# EXERCISE REQUIREMENTS:
Copy each line that includes the string "JSON" from the material into your answer.

# DATASET RECORDS:

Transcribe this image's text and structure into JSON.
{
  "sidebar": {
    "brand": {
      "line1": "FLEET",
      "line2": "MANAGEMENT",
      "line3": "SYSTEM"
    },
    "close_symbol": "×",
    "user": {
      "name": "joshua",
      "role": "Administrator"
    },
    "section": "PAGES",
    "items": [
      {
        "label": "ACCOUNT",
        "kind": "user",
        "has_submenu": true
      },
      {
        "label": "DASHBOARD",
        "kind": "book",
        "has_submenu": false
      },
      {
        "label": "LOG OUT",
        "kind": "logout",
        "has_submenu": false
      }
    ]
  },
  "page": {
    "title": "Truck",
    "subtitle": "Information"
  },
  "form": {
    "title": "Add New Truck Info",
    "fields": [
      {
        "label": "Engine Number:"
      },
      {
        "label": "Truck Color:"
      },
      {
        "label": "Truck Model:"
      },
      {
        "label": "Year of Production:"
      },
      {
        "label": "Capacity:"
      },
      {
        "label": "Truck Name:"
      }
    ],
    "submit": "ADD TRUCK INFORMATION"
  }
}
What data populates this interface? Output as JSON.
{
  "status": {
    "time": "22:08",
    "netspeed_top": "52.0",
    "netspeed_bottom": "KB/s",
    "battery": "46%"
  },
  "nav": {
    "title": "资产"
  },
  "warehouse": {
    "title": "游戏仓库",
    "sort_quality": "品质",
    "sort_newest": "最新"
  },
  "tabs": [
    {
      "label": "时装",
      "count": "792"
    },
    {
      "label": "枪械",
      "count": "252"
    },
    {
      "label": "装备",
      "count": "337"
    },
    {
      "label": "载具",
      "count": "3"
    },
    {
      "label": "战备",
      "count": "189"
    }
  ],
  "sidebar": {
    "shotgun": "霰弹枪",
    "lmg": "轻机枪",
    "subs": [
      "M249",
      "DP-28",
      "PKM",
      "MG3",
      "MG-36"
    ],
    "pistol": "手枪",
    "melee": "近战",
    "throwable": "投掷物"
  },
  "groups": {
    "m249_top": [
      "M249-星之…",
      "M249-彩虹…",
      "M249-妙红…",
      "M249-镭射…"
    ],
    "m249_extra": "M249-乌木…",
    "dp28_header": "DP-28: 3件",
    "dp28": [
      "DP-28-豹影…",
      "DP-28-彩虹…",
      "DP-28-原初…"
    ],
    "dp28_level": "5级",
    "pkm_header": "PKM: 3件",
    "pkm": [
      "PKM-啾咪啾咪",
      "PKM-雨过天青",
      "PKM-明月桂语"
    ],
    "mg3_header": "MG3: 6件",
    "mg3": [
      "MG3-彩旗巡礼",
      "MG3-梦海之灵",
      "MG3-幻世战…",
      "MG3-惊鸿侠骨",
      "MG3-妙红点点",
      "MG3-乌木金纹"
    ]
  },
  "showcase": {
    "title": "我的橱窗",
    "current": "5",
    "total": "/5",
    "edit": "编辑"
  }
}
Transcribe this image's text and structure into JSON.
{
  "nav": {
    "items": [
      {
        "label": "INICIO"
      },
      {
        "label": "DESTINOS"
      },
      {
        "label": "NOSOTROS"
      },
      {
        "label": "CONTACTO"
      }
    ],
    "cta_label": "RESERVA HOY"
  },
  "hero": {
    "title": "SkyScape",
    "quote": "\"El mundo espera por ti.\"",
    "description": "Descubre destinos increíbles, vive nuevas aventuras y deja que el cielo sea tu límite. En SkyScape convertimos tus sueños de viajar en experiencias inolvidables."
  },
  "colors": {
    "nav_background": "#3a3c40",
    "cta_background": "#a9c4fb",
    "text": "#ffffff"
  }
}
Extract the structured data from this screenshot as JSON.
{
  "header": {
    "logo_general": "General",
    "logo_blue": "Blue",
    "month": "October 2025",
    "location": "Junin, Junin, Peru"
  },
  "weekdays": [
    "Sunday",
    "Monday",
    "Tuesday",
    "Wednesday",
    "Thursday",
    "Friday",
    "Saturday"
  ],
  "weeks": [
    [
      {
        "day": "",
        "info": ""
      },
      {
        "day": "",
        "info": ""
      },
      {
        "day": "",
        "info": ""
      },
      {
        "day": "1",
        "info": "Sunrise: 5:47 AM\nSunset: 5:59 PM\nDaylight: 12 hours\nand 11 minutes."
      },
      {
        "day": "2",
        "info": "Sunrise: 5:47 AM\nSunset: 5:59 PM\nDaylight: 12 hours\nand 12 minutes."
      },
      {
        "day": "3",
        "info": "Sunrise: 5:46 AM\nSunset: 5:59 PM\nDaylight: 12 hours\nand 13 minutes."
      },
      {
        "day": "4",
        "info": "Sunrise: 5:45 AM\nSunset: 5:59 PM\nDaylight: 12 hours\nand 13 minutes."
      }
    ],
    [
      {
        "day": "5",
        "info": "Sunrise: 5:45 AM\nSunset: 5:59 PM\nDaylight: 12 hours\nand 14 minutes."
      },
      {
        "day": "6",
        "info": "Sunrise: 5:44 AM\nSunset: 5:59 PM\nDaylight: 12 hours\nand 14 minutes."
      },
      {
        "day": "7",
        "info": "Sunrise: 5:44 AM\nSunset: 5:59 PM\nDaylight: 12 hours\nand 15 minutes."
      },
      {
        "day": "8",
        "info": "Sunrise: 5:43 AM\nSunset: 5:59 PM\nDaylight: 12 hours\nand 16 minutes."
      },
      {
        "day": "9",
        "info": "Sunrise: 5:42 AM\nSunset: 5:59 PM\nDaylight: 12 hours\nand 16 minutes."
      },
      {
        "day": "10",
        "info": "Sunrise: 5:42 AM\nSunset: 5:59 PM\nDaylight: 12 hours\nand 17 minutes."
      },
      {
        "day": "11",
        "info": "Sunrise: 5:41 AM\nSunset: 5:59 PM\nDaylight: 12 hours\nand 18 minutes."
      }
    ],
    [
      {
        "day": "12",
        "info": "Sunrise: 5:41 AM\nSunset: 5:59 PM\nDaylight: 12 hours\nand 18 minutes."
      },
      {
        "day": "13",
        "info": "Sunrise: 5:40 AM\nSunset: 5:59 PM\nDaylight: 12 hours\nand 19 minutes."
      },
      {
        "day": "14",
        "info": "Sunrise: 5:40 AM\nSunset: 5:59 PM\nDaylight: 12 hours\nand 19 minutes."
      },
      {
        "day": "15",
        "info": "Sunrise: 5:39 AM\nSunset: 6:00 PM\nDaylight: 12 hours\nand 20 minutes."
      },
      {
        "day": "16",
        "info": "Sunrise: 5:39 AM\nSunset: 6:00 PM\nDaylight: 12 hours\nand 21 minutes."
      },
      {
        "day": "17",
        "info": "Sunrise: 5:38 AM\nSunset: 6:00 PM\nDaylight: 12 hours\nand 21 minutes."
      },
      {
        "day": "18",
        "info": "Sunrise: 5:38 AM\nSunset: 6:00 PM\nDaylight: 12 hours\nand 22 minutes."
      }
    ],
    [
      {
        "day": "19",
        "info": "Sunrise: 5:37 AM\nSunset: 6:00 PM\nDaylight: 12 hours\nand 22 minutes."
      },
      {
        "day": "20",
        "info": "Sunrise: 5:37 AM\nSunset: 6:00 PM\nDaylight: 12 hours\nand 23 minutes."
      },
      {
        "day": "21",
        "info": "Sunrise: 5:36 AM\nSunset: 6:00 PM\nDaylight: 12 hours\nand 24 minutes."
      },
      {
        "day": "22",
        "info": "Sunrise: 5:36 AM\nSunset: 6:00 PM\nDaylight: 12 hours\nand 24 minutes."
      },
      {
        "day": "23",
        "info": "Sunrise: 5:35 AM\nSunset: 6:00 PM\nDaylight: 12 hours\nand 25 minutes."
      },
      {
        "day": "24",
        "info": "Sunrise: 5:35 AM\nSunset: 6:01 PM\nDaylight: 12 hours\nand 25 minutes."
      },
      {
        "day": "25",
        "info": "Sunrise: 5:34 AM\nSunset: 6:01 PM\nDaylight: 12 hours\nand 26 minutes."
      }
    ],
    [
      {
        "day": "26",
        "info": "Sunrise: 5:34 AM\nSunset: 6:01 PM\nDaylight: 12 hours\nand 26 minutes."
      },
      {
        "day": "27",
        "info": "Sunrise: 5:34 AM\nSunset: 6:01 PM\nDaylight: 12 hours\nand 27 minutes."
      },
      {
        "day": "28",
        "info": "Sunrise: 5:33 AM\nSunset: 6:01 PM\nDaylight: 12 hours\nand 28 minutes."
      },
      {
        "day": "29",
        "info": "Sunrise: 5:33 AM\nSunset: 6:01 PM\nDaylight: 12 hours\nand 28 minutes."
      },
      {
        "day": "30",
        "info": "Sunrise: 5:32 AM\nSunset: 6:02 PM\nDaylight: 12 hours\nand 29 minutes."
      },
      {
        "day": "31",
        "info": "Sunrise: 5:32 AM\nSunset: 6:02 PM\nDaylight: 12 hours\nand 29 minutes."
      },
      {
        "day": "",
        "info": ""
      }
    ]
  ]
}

# WRITTEN RESPONSE:
Transcribe this image's text and structure into JSON.
What data populates this interface? Output as JSON.
Transcribe this image's text and structure into JSON.
Extract the structured data from this screenshot as JSON.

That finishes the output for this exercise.